And there was the chair. Both Nan and Big Paw had their respective chairs. Paw died in 1995. Nan maintained her chair. Next to her chair would always rest a Bible, a journal, and a book. Whatever a person believes about prayer whether it is for us or for others, Patty remarked that we (our family) are now in trouble, “No one prayed for us like Nanny!”, she said.

When you live into your 90’s you see lots of changes. For instance, Nan never really got the hang of the Internet. But, she had one of those “Mail Stations” where she could send and receive email. When her late friend Ms. Oma could no longer hear her when they talked on the phone, she fired up the little machine and they kept up by email.

Until she could not longer drive, she kept her Cadillac Cimarron under the carport in her driveway. She and Big Paw lent that car to Patty and I to drive to Memphis in 1985. We considered moving there for graduate school. You have to know that was huge. Kimberly was only four months old. It was our first trip away from her since she was born. And Big Paw was trusting me with his “Caddie.”

Nan had to be glad for word processors and personal printers. I needed a paper typed. I cannot remember if it was in high school or college, but I think it was college. She was happy to help. That is, until she attempted to cipher my hand-righting. She waded through it. When I picked up the paper, she told me if I wanted her to help me again, I would have to write better. I attribute my typing acumen today to not wanting to embarrass myself by handing over a paper in very poor penmanship. Who has time to work on penmanship these days? Hers was beautiful.

Yes, I believe the story of the Resurrection of Jesus. I believe that changes our understanding of both the way the world works and what hope we have for the future. I also believe that it makes a transformative difference here and now. I would even be so bold to say that if the story does not alter the way we live today, then it holds little power for any kind of future. Nan’s living after the manner of Jesus, as faithful has she knew how, verifies what often our arguments cannot.

About the Author
Husband to Patty. Daddy to Kimberly and Tommie. Grandpa Doc to Cohen, Max, Fox, and Marlee. Pastor to Snow Hill Baptist Church. Graduate of Oklahoma Baptist University and Southwestern Baptist Theological Seminary.

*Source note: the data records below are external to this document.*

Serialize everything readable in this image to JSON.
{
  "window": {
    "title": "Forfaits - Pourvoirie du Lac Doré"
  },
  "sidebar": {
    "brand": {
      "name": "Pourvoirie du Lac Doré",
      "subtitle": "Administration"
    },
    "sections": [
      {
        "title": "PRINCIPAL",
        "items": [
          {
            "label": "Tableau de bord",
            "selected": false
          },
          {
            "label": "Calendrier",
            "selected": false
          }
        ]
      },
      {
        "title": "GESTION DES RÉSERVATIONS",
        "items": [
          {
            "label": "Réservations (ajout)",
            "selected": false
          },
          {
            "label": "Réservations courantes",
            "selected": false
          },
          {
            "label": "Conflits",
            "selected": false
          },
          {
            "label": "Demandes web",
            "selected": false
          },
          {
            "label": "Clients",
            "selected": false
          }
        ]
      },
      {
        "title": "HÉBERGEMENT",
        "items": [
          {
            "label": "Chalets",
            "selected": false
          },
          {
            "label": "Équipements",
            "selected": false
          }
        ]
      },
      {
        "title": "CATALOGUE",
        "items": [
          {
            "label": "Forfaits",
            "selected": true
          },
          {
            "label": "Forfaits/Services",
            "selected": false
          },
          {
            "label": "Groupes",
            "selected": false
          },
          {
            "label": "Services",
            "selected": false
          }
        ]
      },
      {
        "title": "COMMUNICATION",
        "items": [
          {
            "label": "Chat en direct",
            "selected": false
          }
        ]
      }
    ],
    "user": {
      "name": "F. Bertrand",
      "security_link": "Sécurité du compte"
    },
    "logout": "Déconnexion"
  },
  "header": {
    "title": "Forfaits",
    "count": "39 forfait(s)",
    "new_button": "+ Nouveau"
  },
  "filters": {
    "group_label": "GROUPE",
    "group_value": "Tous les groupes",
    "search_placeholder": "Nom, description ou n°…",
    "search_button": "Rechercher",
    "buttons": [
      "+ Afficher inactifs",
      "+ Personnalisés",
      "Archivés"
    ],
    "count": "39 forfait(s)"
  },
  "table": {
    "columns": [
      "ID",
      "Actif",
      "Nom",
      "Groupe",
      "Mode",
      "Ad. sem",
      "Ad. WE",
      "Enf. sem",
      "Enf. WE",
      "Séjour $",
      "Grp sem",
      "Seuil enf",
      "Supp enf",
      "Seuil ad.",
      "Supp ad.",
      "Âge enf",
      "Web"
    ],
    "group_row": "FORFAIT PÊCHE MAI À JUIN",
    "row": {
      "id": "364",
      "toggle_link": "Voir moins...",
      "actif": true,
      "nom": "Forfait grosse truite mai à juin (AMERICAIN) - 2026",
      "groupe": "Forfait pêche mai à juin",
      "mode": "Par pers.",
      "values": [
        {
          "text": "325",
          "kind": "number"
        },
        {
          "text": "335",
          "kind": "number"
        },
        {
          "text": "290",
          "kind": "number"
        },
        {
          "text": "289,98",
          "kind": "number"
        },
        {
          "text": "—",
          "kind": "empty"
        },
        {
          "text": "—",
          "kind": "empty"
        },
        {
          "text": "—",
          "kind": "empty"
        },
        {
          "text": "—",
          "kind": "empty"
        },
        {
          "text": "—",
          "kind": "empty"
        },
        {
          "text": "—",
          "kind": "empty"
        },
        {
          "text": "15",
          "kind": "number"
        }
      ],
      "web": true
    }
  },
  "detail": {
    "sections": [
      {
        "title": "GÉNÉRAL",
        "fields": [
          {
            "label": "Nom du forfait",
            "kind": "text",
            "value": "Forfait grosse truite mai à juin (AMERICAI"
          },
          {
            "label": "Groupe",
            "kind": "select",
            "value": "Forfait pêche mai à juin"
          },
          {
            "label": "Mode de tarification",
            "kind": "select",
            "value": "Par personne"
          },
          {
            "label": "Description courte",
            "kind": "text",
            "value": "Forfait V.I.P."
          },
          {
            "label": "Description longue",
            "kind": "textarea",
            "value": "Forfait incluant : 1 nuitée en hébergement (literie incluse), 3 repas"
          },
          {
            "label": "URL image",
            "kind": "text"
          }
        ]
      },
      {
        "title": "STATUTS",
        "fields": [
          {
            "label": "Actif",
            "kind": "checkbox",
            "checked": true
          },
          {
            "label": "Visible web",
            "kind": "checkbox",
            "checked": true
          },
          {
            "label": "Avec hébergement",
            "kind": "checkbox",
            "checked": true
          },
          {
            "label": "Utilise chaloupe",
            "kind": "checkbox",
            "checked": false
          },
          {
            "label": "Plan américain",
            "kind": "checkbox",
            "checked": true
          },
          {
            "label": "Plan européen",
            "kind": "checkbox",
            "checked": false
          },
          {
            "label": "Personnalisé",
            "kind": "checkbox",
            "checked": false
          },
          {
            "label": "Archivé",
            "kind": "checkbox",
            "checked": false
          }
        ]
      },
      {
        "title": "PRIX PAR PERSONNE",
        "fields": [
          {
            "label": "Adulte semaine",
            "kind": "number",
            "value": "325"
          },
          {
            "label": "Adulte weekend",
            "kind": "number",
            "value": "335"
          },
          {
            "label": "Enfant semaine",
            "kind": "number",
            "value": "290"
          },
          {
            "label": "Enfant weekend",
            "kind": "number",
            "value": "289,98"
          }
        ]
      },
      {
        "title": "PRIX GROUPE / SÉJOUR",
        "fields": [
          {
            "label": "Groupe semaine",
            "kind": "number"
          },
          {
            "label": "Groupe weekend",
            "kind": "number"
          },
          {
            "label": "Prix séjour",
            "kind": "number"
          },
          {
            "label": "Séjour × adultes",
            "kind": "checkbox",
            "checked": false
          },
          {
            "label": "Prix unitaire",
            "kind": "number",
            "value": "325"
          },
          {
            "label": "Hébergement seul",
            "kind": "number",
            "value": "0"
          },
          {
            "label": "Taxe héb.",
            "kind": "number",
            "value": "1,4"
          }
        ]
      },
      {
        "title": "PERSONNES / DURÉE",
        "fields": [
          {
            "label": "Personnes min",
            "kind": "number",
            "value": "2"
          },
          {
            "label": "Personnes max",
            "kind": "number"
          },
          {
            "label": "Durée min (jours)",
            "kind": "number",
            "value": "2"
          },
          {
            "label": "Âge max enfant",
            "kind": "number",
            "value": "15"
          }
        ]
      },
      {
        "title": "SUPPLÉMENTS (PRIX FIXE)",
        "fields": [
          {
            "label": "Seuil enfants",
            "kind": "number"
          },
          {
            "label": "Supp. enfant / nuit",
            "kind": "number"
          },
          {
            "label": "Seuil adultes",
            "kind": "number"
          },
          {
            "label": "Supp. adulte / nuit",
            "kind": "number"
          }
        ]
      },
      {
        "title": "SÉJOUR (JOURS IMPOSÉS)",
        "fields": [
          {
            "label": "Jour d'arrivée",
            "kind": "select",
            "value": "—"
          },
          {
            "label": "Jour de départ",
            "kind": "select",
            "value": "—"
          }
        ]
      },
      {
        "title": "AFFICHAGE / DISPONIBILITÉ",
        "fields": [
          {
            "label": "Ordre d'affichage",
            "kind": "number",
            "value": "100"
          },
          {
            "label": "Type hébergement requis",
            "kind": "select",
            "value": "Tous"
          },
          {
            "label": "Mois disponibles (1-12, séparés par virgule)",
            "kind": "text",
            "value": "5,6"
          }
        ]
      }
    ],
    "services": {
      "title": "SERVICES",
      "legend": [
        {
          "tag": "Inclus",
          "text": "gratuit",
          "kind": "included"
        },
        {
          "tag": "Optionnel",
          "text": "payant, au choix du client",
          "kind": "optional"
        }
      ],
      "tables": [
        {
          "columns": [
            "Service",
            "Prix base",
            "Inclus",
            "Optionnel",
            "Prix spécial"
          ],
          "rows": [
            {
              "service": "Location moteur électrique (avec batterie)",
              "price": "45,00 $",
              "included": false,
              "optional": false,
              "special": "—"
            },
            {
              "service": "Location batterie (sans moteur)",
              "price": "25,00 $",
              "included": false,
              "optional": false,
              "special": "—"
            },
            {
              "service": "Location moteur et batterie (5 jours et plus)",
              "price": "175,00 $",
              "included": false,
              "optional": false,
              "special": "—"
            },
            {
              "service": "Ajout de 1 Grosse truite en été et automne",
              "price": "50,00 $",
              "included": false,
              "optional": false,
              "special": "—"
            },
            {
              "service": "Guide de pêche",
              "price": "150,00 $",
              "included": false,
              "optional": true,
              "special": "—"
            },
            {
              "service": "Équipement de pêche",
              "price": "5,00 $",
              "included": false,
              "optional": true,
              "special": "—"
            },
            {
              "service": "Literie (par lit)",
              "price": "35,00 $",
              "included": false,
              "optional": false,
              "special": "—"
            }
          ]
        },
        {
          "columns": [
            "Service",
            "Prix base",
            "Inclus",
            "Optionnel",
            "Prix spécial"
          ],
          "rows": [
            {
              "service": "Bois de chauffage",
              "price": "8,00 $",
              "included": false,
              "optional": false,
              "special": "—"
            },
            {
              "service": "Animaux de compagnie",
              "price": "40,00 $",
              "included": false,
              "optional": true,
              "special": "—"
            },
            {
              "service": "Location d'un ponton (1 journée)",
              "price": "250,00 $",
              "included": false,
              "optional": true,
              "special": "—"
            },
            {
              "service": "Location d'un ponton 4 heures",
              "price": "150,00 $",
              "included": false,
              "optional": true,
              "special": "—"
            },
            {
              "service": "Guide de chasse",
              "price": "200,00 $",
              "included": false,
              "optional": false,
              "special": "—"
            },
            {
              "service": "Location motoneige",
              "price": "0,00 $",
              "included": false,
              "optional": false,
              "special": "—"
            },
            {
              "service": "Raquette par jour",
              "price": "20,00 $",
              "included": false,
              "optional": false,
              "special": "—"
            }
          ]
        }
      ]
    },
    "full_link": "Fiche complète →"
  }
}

Reading. Photography. Golf. Colorado. Jeeping. Friend. The views and opinions expressed here are my own and should not be construed as representing the corporate views of the church I pastor.